By Nick Green, Teemo MD
Working in furniture right now reminds me of the toilet roll buying frenzy that many supermarkets in the UK faced at the start of Covid! Manufacturers are buying up raw materials like crazy. Prices are rocketing and there are major shortages. The higher the price, the more they buy… and so on. OK, it’s oak rather than toilet paper that’s hard to find, but you get my point!
Why is it happening? Well, during the past 15 months of lockdowns, people have saved up the cash they’d usually spend in restaurants, on fuel, holidays, and leisure. As a result, we are spending more on our homes and buying lots of furniture. Factories have never been busier, raw material demand never higher!
It’s a challenge but we’re fortunate at Teemo because we have a brilliant and extremely knowledgeable ten-strong team based in Vietnam. They have access to some excellent off-the-beaten-path factories that use less-common materials like acacia, mountain ash, American ash and rubberwood. Our Vietnamese team are even working with the manufacturers to advise them how to get around the supply-chain issues.
Our acacia pieces pictured below are a case in point. Acacia is a local Vietnamese wood but treated correctly looks stunning and is fantastically durable.
So, by working smarter, using different materials, and drawing on our team’s unique knowledge, we can sidestep an industry-wide problem that’s causing some major headaches. We’re able to roll with it, you might say!
Our Kimi range is made from acacia wood
A swatch of stained and treated acacia
Our Bali range (see below) uses woven rattan to produce pieces that have an intricate delicacy to their design language. This flies in the face of dark, heavy furniture that some love but others find overbearing. These pictures show artisans crafting our woven rattan furniture in one of the factories we use in Vietnam.
The result is the curvaceous, breezy oak creations you see below, inspired by the weaves and undulations of Michael Thonet-era furniture.
Above: Our Bali range. Below: Bali coffee table and sideboard.
Mission Zero Plastic
One of our highest priorities right now is increasing our sustainability as a business. We’re driving towards carbon-neutral certification, and that goal is within sight. As part of the journey, we’ve reduced plastic packaging by around 50% overall in two years, and we sell the benefits of zero plastic to all our clients whenever we can. There’s more to do, but we’re getting there!

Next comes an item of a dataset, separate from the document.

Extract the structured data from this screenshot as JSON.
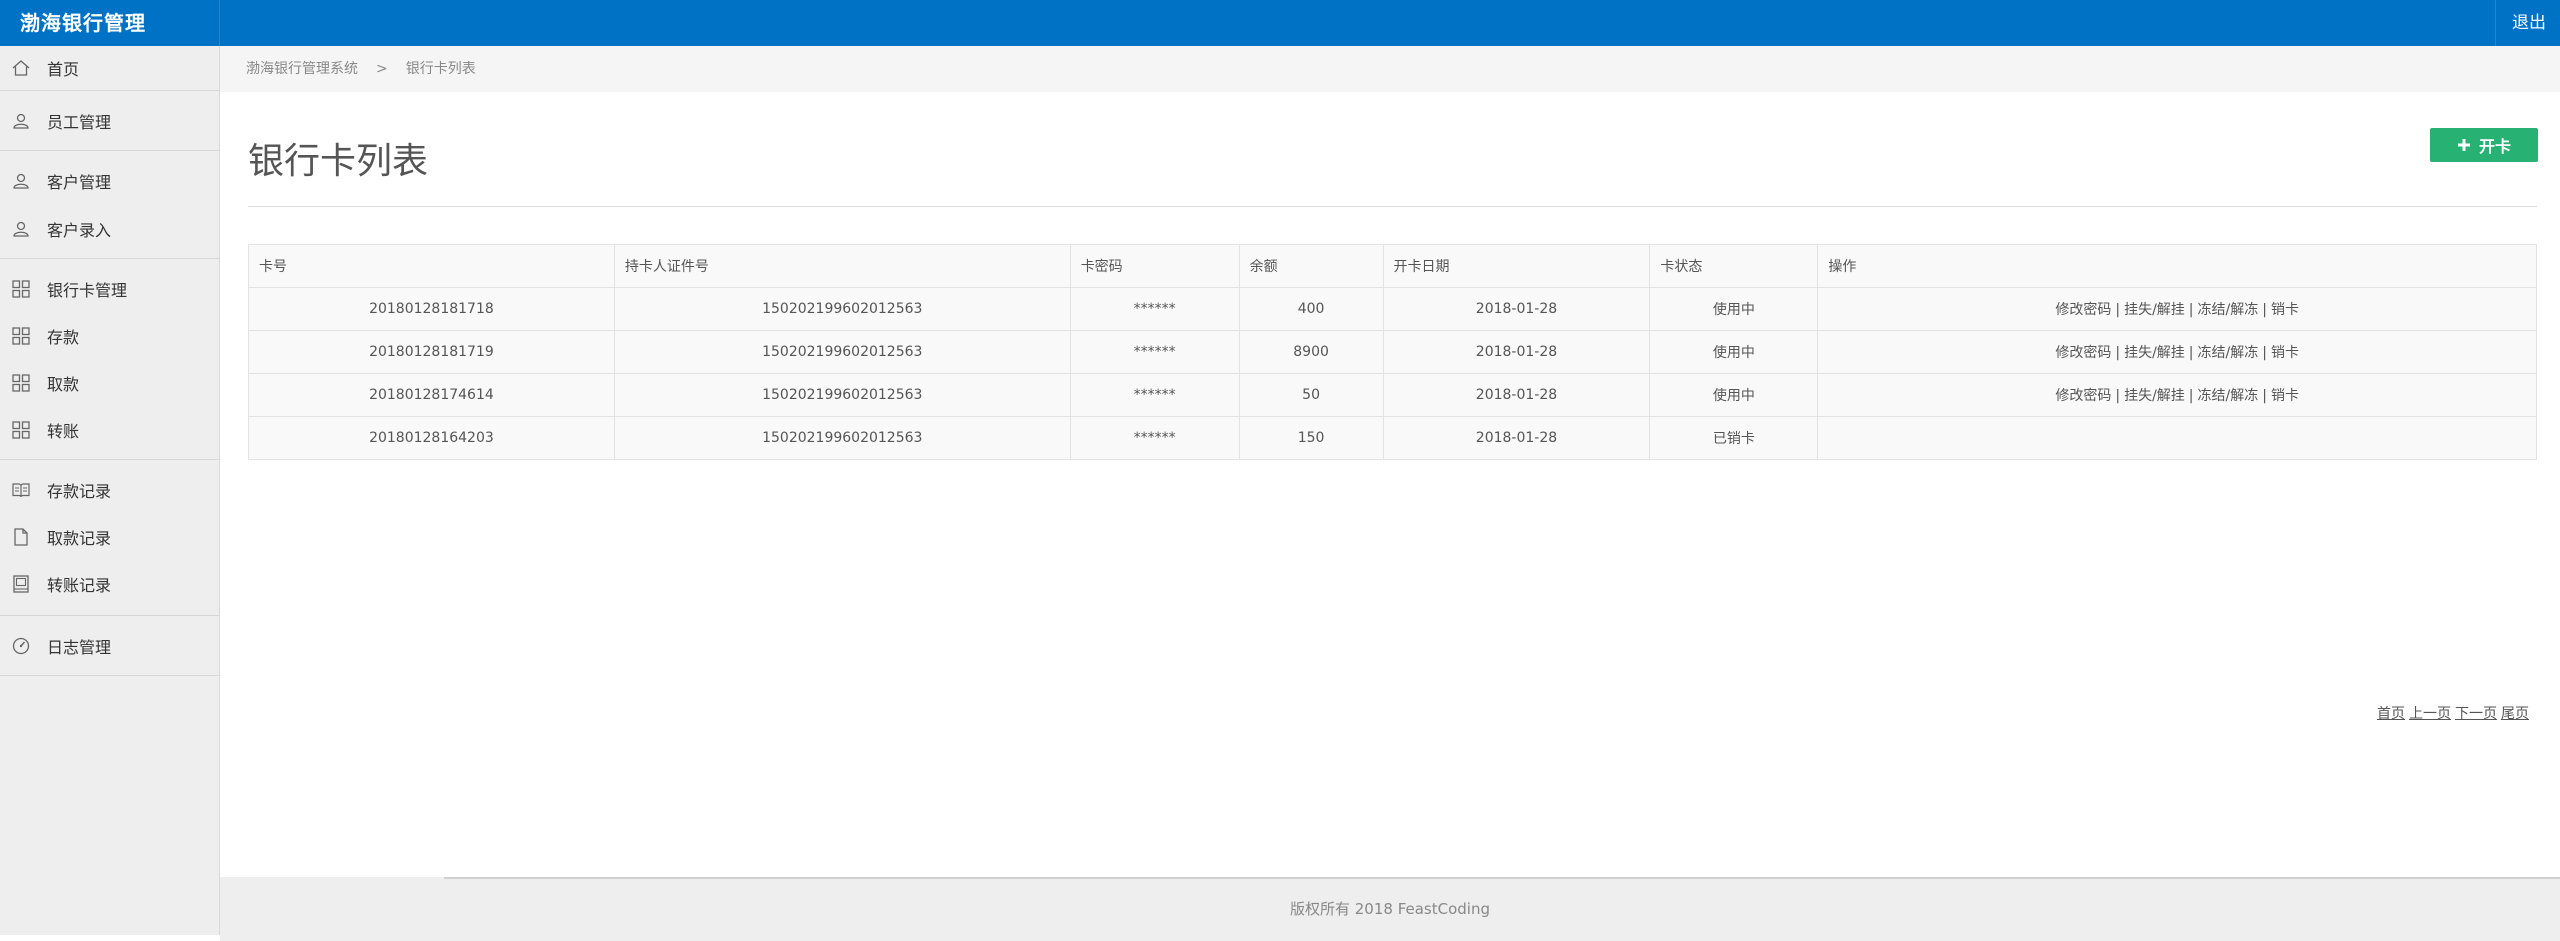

Instead of plastic, we use five-layer cardboard with hard-paper corner protection for the edges, 20/25mm honeycomb board on surfaces, and plastic-free tape.

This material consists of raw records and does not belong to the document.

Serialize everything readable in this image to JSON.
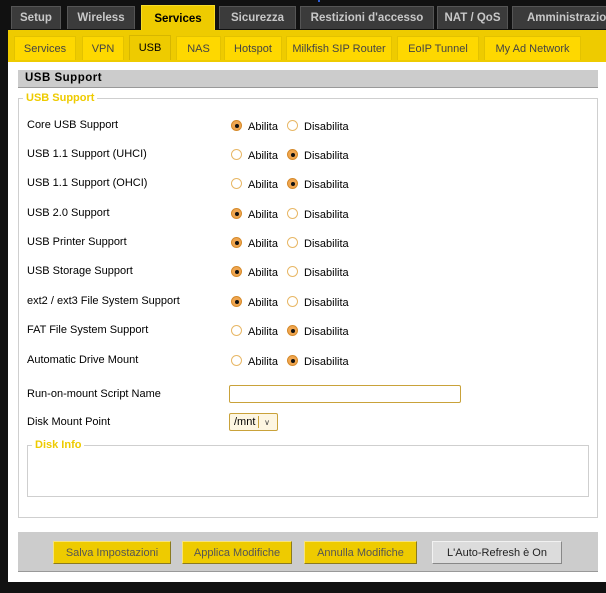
{
  "main_tabs": [
    {
      "label": "Setup",
      "active": false
    },
    {
      "label": "Wireless",
      "active": false
    },
    {
      "label": "Services",
      "active": true
    },
    {
      "label": "Sicurezza",
      "active": false
    },
    {
      "label": "Restizioni d'accesso",
      "active": false
    },
    {
      "label": "NAT / QoS",
      "active": false
    },
    {
      "label": "Amministrazione",
      "active": false
    }
  ],
  "sub_tabs": [
    {
      "label": "Services",
      "active": false
    },
    {
      "label": "VPN",
      "active": false
    },
    {
      "label": "USB",
      "active": true
    },
    {
      "label": "NAS",
      "active": false
    },
    {
      "label": "Hotspot",
      "active": false
    },
    {
      "label": "Milkfish SIP Router",
      "active": false
    },
    {
      "label": "EoIP Tunnel",
      "active": false
    },
    {
      "label": "My Ad Network",
      "active": false
    }
  ],
  "section_title": "USB Support",
  "fieldset_legend": "USB Support",
  "options": {
    "enable": "Abilita",
    "disable": "Disabilita"
  },
  "settings": [
    {
      "label": "Core USB Support",
      "value": "enable"
    },
    {
      "label": "USB 1.1 Support (UHCI)",
      "value": "disable"
    },
    {
      "label": "USB 1.1 Support (OHCI)",
      "value": "disable"
    },
    {
      "label": "USB 2.0 Support",
      "value": "enable"
    },
    {
      "label": "USB Printer Support",
      "value": "enable"
    },
    {
      "label": "USB Storage Support",
      "value": "enable"
    },
    {
      "label": "ext2 / ext3 File System Support",
      "value": "enable"
    },
    {
      "label": "FAT File System Support",
      "value": "disable"
    },
    {
      "label": "Automatic Drive Mount",
      "value": "disable"
    }
  ],
  "script_name": {
    "label": "Run-on-mount Script Name",
    "value": ""
  },
  "mount_point": {
    "label": "Disk Mount Point",
    "value": "/mnt"
  },
  "disk_info": {
    "legend": "Disk Info"
  },
  "buttons": {
    "save": "Salva Impostazioni",
    "apply": "Applica Modifiche",
    "cancel": "Annulla Modifiche",
    "autorefresh": "L'Auto-Refresh è On"
  },
  "colors": {
    "accent": "#eecb00",
    "tab_dark": "#3b3b3b",
    "legend": "#eecb00"
  }
}
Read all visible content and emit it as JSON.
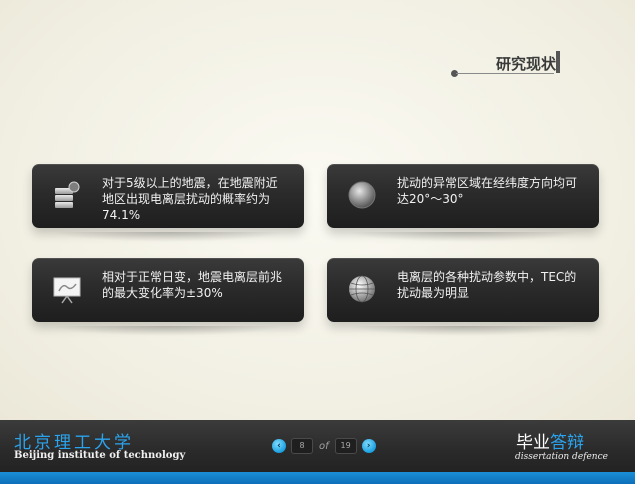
{
  "header": {
    "section_title": "研究现状"
  },
  "cards": [
    {
      "text": "对于5级以上的地震，在地震附近地区出现电离层扰动的概率约为74.1%",
      "icon": "database-icon"
    },
    {
      "text": "扰动的异常区域在经纬度方向均可达20°～30°",
      "icon": "orb-icon"
    },
    {
      "text": "相对于正常日变，地震电离层前兆的最大变化率为±30%",
      "icon": "presentation-board-icon"
    },
    {
      "text": "电离层的各种扰动参数中，TEC的扰动最为明显",
      "icon": "globe-icon"
    }
  ],
  "footer": {
    "university_cn": "北京理工大学",
    "university_en": "Beijing institute of technology",
    "pager": {
      "prev": "‹",
      "current": "8",
      "of": "of",
      "total": "19",
      "next": "›"
    },
    "defense_cn_a": "毕业",
    "defense_cn_b": "答辩",
    "defense_en": "dissertation defence"
  },
  "colors": {
    "accent": "#2aa4ee",
    "card": "#2b2b2b",
    "background": "#f3f1e6"
  }
}
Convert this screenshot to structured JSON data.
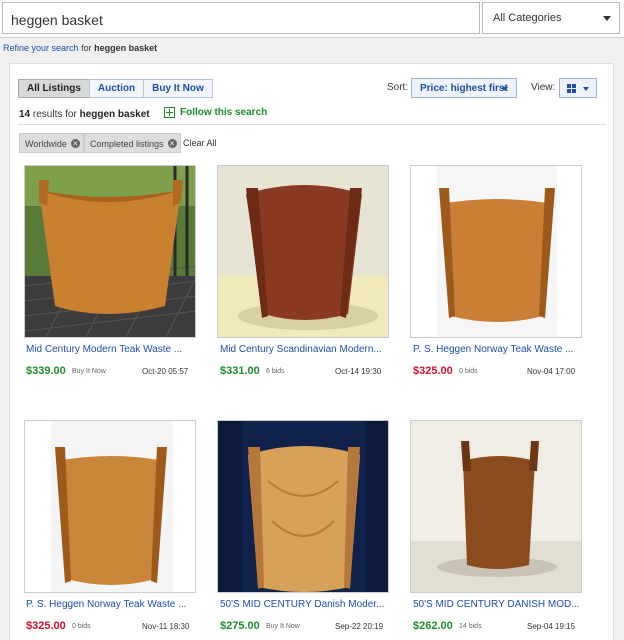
{
  "search": {
    "query": "heggen basket",
    "category": "All Categories"
  },
  "refine": {
    "link": "Refine your search",
    "for": "for",
    "term": "heggen basket"
  },
  "tabs": [
    "All Listings",
    "Auction",
    "Buy It Now"
  ],
  "sort": {
    "label": "Sort:",
    "value": "Price: highest first"
  },
  "view": {
    "label": "View:"
  },
  "results": {
    "count": "14",
    "text": "results for",
    "term": "heggen basket"
  },
  "follow": "Follow this search",
  "filters": [
    "Worldwide",
    "Completed listings"
  ],
  "clear_all": "Clear All",
  "listings": [
    {
      "title": "Mid Century Modern Teak Waste ...",
      "price": "$339.00",
      "price_color": "#1f8c2e",
      "format": "Buy It Now",
      "date": "Oct-20 05:57"
    },
    {
      "title": "Mid Century Scandinavian Modern...",
      "price": "$331.00",
      "price_color": "#1f8c2e",
      "format": "6 bids",
      "date": "Oct-14 19:30"
    },
    {
      "title": "P. S. Heggen Norway Teak Waste ...",
      "price": "$325.00",
      "price_color": "#d0122f",
      "format": "0 bids",
      "date": "Nov-04 17:00"
    },
    {
      "title": "P. S. Heggen Norway Teak Waste ...",
      "price": "$325.00",
      "price_color": "#d0122f",
      "format": "0 bids",
      "date": "Nov-11 18:30"
    },
    {
      "title": "50'S MID CENTURY Danish Moder...",
      "price": "$275.00",
      "price_color": "#1f8c2e",
      "format": "Buy It Now",
      "date": "Sep-22 20:19"
    },
    {
      "title": "50'S MID CENTURY DANISH MOD...",
      "price": "$262.00",
      "price_color": "#1f8c2e",
      "format": "14 bids",
      "date": "Sep-04 19:15"
    }
  ]
}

Our new Quinn range...
Introducing our new Quinn range – finished in oak or walnut and offering sophistication, functionality and beauty. Please contact us (link on the top bar) for more information on Quinn.

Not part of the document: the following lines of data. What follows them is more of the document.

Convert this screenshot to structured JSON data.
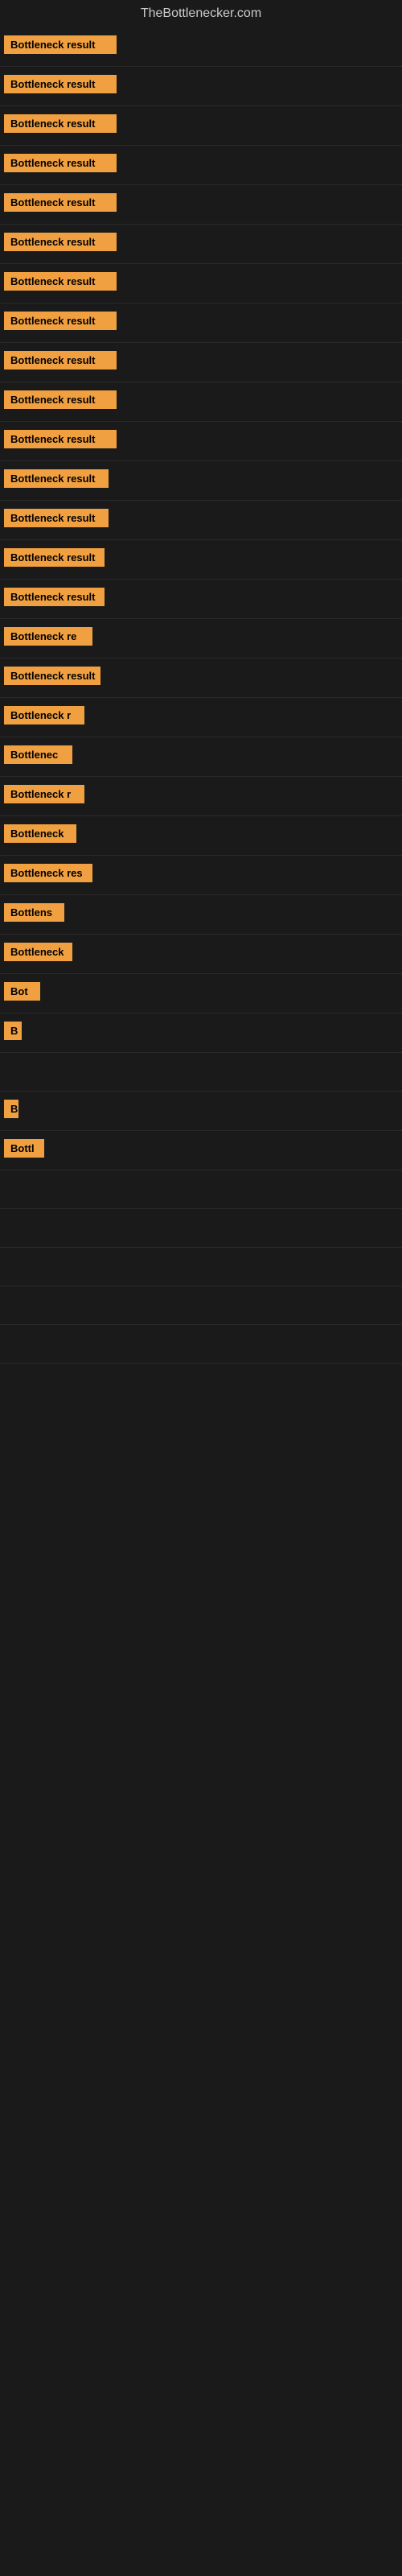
{
  "site": {
    "title": "TheBottlenecker.com"
  },
  "rows": [
    {
      "id": 1,
      "label": "Bottleneck result",
      "width": 140
    },
    {
      "id": 2,
      "label": "Bottleneck result",
      "width": 140
    },
    {
      "id": 3,
      "label": "Bottleneck result",
      "width": 140
    },
    {
      "id": 4,
      "label": "Bottleneck result",
      "width": 140
    },
    {
      "id": 5,
      "label": "Bottleneck result",
      "width": 140
    },
    {
      "id": 6,
      "label": "Bottleneck result",
      "width": 140
    },
    {
      "id": 7,
      "label": "Bottleneck result",
      "width": 140
    },
    {
      "id": 8,
      "label": "Bottleneck result",
      "width": 140
    },
    {
      "id": 9,
      "label": "Bottleneck result",
      "width": 140
    },
    {
      "id": 10,
      "label": "Bottleneck result",
      "width": 140
    },
    {
      "id": 11,
      "label": "Bottleneck result",
      "width": 140
    },
    {
      "id": 12,
      "label": "Bottleneck result",
      "width": 130
    },
    {
      "id": 13,
      "label": "Bottleneck result",
      "width": 130
    },
    {
      "id": 14,
      "label": "Bottleneck result",
      "width": 125
    },
    {
      "id": 15,
      "label": "Bottleneck result",
      "width": 125
    },
    {
      "id": 16,
      "label": "Bottleneck re",
      "width": 110
    },
    {
      "id": 17,
      "label": "Bottleneck result",
      "width": 120
    },
    {
      "id": 18,
      "label": "Bottleneck r",
      "width": 100
    },
    {
      "id": 19,
      "label": "Bottlenec",
      "width": 85
    },
    {
      "id": 20,
      "label": "Bottleneck r",
      "width": 100
    },
    {
      "id": 21,
      "label": "Bottleneck",
      "width": 90
    },
    {
      "id": 22,
      "label": "Bottleneck res",
      "width": 110
    },
    {
      "id": 23,
      "label": "Bottlens",
      "width": 75
    },
    {
      "id": 24,
      "label": "Bottleneck",
      "width": 85
    },
    {
      "id": 25,
      "label": "Bot",
      "width": 45
    },
    {
      "id": 26,
      "label": "B",
      "width": 22
    },
    {
      "id": 27,
      "label": "",
      "width": 0
    },
    {
      "id": 28,
      "label": "B",
      "width": 18
    },
    {
      "id": 29,
      "label": "Bottl",
      "width": 50
    },
    {
      "id": 30,
      "label": "",
      "width": 0
    },
    {
      "id": 31,
      "label": "",
      "width": 0
    },
    {
      "id": 32,
      "label": "",
      "width": 0
    },
    {
      "id": 33,
      "label": "",
      "width": 0
    },
    {
      "id": 34,
      "label": "",
      "width": 0
    }
  ]
}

It starts with a sketch
Everything we do starts life as a sketch! This is our Grayson shelving unit. After coming up with the concept drawings, we complete the final design. Next, we create a sample, along with packaging and assembly guides. Then, it's to testing (with drop-tests aplenty!) and production. Finally, we deliver to store.
We pride ourselves on offering the complete product development service – from concept to retailer.
Recycled pallet pine: sustainability in action
We're currently planning a new project that uses reclaimed pallet pine to make beautiful, sustainable furniture. To research this, Matt – our man in Ho Chi Minh City – has been visiting Vietnamese factories that specialise in reclaimed pallet pine.
He sent us a few pictures that show this fascinating process.
First, the pallets are collected by 'picking' companies that gather them from wherever they can. Next, workers de-nail and sort the pallets (hard graft!).
Then, the wood is kiln-dried and conditioned. Even off-cuts are used, so the waste is very low.
Finally, the furniture is constructed.
The result is both beautiful and sustainable – two characteristics that we're extremely fond of at Teemo.
Watch this space for updates on our new pallet pine project.